Start of Block

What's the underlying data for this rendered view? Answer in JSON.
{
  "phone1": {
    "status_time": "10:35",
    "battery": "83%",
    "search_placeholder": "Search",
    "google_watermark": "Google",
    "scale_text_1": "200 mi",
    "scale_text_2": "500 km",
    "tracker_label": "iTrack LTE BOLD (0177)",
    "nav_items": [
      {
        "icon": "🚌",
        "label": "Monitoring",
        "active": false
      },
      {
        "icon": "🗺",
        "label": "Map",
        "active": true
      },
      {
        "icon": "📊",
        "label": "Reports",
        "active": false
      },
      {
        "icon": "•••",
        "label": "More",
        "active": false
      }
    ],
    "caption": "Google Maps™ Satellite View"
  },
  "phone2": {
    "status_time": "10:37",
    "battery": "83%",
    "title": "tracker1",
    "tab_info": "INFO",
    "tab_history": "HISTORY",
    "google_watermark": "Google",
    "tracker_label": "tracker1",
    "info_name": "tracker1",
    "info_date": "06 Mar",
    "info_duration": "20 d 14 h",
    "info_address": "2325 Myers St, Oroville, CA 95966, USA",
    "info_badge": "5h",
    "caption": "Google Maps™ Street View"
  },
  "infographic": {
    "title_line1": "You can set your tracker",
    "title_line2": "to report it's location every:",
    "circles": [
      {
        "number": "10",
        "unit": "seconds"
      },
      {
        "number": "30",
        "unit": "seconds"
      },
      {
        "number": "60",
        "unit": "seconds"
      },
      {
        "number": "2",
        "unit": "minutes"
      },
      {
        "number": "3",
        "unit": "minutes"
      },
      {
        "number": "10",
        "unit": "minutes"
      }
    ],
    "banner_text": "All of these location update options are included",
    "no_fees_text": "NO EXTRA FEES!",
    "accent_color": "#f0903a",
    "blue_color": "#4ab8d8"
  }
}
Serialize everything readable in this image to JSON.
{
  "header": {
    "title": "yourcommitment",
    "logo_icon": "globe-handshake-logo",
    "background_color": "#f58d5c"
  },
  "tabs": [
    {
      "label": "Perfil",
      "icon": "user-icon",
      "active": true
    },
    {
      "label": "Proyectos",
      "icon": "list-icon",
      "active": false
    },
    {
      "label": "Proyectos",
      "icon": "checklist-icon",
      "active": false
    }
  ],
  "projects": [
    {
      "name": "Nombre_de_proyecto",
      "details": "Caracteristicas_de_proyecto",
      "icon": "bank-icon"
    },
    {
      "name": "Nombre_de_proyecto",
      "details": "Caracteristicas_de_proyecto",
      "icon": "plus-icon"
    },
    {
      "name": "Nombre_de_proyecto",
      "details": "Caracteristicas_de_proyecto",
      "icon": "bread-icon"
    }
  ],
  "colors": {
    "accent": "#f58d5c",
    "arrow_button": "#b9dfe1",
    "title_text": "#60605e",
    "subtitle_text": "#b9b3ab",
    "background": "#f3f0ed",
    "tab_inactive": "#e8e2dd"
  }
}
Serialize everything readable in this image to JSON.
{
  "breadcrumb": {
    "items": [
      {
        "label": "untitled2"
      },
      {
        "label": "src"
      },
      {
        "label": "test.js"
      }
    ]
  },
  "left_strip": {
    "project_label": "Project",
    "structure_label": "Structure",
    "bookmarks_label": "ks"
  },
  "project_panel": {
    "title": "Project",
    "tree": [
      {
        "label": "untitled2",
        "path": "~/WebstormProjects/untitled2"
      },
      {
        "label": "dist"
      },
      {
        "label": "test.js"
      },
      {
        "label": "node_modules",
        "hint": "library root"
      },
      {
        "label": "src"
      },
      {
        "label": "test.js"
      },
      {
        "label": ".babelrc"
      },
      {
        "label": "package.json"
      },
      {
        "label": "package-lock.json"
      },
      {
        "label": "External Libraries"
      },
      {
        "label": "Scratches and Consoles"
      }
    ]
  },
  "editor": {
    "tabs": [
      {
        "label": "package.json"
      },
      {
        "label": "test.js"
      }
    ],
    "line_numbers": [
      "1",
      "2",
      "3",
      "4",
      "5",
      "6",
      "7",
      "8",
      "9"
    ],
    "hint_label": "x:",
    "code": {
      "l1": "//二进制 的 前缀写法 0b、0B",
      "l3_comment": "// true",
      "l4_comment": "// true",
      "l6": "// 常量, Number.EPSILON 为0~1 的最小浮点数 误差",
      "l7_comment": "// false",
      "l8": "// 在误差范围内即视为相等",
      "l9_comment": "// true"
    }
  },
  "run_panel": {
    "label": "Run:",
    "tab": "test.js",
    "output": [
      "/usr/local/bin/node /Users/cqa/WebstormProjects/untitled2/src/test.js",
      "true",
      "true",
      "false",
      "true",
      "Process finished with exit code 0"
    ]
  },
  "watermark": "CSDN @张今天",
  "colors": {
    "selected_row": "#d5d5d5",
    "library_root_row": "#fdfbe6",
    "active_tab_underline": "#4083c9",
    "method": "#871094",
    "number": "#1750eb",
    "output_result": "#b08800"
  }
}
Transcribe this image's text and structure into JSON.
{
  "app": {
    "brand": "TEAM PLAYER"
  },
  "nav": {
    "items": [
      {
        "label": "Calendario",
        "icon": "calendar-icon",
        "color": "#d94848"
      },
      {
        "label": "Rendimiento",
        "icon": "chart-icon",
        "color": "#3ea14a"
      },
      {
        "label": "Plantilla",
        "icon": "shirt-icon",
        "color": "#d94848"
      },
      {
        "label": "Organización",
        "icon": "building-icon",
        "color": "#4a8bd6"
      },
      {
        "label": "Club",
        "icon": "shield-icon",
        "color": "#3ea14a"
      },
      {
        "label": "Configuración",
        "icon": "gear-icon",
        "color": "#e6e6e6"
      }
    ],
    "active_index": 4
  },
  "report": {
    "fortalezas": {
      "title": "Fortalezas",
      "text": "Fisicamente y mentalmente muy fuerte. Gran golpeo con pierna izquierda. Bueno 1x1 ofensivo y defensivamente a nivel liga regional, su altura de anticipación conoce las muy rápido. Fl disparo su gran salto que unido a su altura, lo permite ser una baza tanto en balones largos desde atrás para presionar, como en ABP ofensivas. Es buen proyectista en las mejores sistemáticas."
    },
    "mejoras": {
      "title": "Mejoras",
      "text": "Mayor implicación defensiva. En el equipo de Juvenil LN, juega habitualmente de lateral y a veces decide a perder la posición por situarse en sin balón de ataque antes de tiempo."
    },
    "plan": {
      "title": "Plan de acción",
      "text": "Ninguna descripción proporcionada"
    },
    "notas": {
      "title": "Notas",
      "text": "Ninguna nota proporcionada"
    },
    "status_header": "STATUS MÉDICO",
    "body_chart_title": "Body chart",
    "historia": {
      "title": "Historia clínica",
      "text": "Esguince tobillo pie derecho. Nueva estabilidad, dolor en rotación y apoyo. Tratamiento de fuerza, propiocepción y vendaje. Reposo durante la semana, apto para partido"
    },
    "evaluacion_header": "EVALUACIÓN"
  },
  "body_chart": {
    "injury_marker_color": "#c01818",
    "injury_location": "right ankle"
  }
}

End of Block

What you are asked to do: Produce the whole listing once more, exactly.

Task result:
What's the underlying data for this rendered view? Answer in JSON.
{
  "phone1": {
    "status_time": "10:35",
    "battery": "83%",
    "search_placeholder": "Search",
    "google_watermark": "Google",
    "scale_text_1": "200 mi",
    "scale_text_2": "500 km",
    "tracker_label": "iTrack LTE BOLD (0177)",
    "nav_items": [
      {
        "icon": "🚌",
        "label": "Monitoring",
        "active": false
      },
      {
        "icon": "🗺",
        "label": "Map",
        "active": true
      },
      {
        "icon": "📊",
        "label": "Reports",
        "active": false
      },
      {
        "icon": "•••",
        "label": "More",
        "active": false
      }
    ],
    "caption": "Google Maps™ Satellite View"
  },
  "phone2": {
    "status_time": "10:37",
    "battery": "83%",
    "title": "tracker1",
    "tab_info": "INFO",
    "tab_history": "HISTORY",
    "google_watermark": "Google",
    "tracker_label": "tracker1",
    "info_name": "tracker1",
    "info_date": "06 Mar",
    "info_duration": "20 d 14 h",
    "info_address": "2325 Myers St, Oroville, CA 95966, USA",
    "info_badge": "5h",
    "caption": "Google Maps™ Street View"
  },
  "infographic": {
    "title_line1": "You can set your tracker",
    "title_line2": "to report it's location every:",
    "circles": [
      {
        "number": "10",
        "unit": "seconds"
      },
      {
        "number": "30",
        "unit": "seconds"
      },
      {
        "number": "60",
        "unit": "seconds"
      },
      {
        "number": "2",
        "unit": "minutes"
      },
      {
        "number": "3",
        "unit": "minutes"
      },
      {
        "number": "10",
        "unit": "minutes"
      }
    ],
    "banner_text": "All of these location update options are included",
    "no_fees_text": "NO EXTRA FEES!",
    "accent_color": "#f0903a",
    "blue_color": "#4ab8d8"
  }
}
Serialize everything readable in this image to JSON.
{
  "header": {
    "title": "yourcommitment",
    "logo_icon": "globe-handshake-logo",
    "background_color": "#f58d5c"
  },
  "tabs": [
    {
      "label": "Perfil",
      "icon": "user-icon",
      "active": true
    },
    {
      "label": "Proyectos",
      "icon": "list-icon",
      "active": false
    },
    {
      "label": "Proyectos",
      "icon": "checklist-icon",
      "active": false
    }
  ],
  "projects": [
    {
      "name": "Nombre_de_proyecto",
      "details": "Caracteristicas_de_proyecto",
      "icon": "bank-icon"
    },
    {
      "name": "Nombre_de_proyecto",
      "details": "Caracteristicas_de_proyecto",
      "icon": "plus-icon"
    },
    {
      "name": "Nombre_de_proyecto",
      "details": "Caracteristicas_de_proyecto",
      "icon": "bread-icon"
    }
  ],
  "colors": {
    "accent": "#f58d5c",
    "arrow_button": "#b9dfe1",
    "title_text": "#60605e",
    "subtitle_text": "#b9b3ab",
    "background": "#f3f0ed",
    "tab_inactive": "#e8e2dd"
  }
}
Serialize everything readable in this image to JSON.
{
  "breadcrumb": {
    "items": [
      {
        "label": "untitled2"
      },
      {
        "label": "src"
      },
      {
        "label": "test.js"
      }
    ]
  },
  "left_strip": {
    "project_label": "Project",
    "structure_label": "Structure",
    "bookmarks_label": "ks"
  },
  "project_panel": {
    "title": "Project",
    "tree": [
      {
        "label": "untitled2",
        "path": "~/WebstormProjects/untitled2"
      },
      {
        "label": "dist"
      },
      {
        "label": "test.js"
      },
      {
        "label": "node_modules",
        "hint": "library root"
      },
      {
        "label": "src"
      },
      {
        "label": "test.js"
      },
      {
        "label": ".babelrc"
      },
      {
        "label": "package.json"
      },
      {
        "label": "package-lock.json"
      },
      {
        "label": "External Libraries"
      },
      {
        "label": "Scratches and Consoles"
      }
    ]
  },
  "editor": {
    "tabs": [
      {
        "label": "package.json"
      },
      {
        "label": "test.js"
      }
    ],
    "line_numbers": [
      "1",
      "2",
      "3",
      "4",
      "5",
      "6",
      "7",
      "8",
      "9"
    ],
    "hint_label": "x:",
    "code": {
      "l1": "//二进制 的 前缀写法 0b、0B",
      "l3_comment": "// true",
      "l4_comment": "// true",
      "l6": "// 常量, Number.EPSILON 为0~1 的最小浮点数 误差",
      "l7_comment": "// false",
      "l8": "// 在误差范围内即视为相等",
      "l9_comment": "// true"
    }
  },
  "run_panel": {
    "label": "Run:",
    "tab": "test.js",
    "output": [
      "/usr/local/bin/node /Users/cqa/WebstormProjects/untitled2/src/test.js",
      "true",
      "true",
      "false",
      "true",
      "Process finished with exit code 0"
    ]
  },
  "watermark": "CSDN @张今天",
  "colors": {
    "selected_row": "#d5d5d5",
    "library_root_row": "#fdfbe6",
    "active_tab_underline": "#4083c9",
    "method": "#871094",
    "number": "#1750eb",
    "output_result": "#b08800"
  }
}
Transcribe this image's text and structure into JSON.
{
  "app": {
    "brand": "TEAM PLAYER"
  },
  "nav": {
    "items": [
      {
        "label": "Calendario",
        "icon": "calendar-icon",
        "color": "#d94848"
      },
      {
        "label": "Rendimiento",
        "icon": "chart-icon",
        "color": "#3ea14a"
      },
      {
        "label": "Plantilla",
        "icon": "shirt-icon",
        "color": "#d94848"
      },
      {
        "label": "Organización",
        "icon": "building-icon",
        "color": "#4a8bd6"
      },
      {
        "label": "Club",
        "icon": "shield-icon",
        "color": "#3ea14a"
      },
      {
        "label": "Configuración",
        "icon": "gear-icon",
        "color": "#e6e6e6"
      }
    ],
    "active_index": 4
  },
  "report": {
    "fortalezas": {
      "title": "Fortalezas",
      "text": "Fisicamente y mentalmente muy fuerte. Gran golpeo con pierna izquierda. Bueno 1x1 ofensivo y defensivamente a nivel liga regional, su altura de anticipación conoce las muy rápido. Fl disparo su gran salto que unido a su altura, lo permite ser una baza tanto en balones largos desde atrás para presionar, como en ABP ofensivas. Es buen proyectista en las mejores sistemáticas."
    },
    "mejoras": {
      "title": "Mejoras",
      "text": "Mayor implicación defensiva. En el equipo de Juvenil LN, juega habitualmente de lateral y a veces decide a perder la posición por situarse en sin balón de ataque antes de tiempo."
    },
    "plan": {
      "title": "Plan de acción",
      "text": "Ninguna descripción proporcionada"
    },
    "notas": {
      "title": "Notas",
      "text": "Ninguna nota proporcionada"
    },
    "status_header": "STATUS MÉDICO",
    "body_chart_title": "Body chart",
    "historia": {
      "title": "Historia clínica",
      "text": "Esguince tobillo pie derecho. Nueva estabilidad, dolor en rotación y apoyo. Tratamiento de fuerza, propiocepción y vendaje. Reposo durante la semana, apto para partido"
    },
    "evaluacion_header": "EVALUACIÓN"
  },
  "body_chart": {
    "injury_marker_color": "#c01818",
    "injury_location": "right ankle"
  }
}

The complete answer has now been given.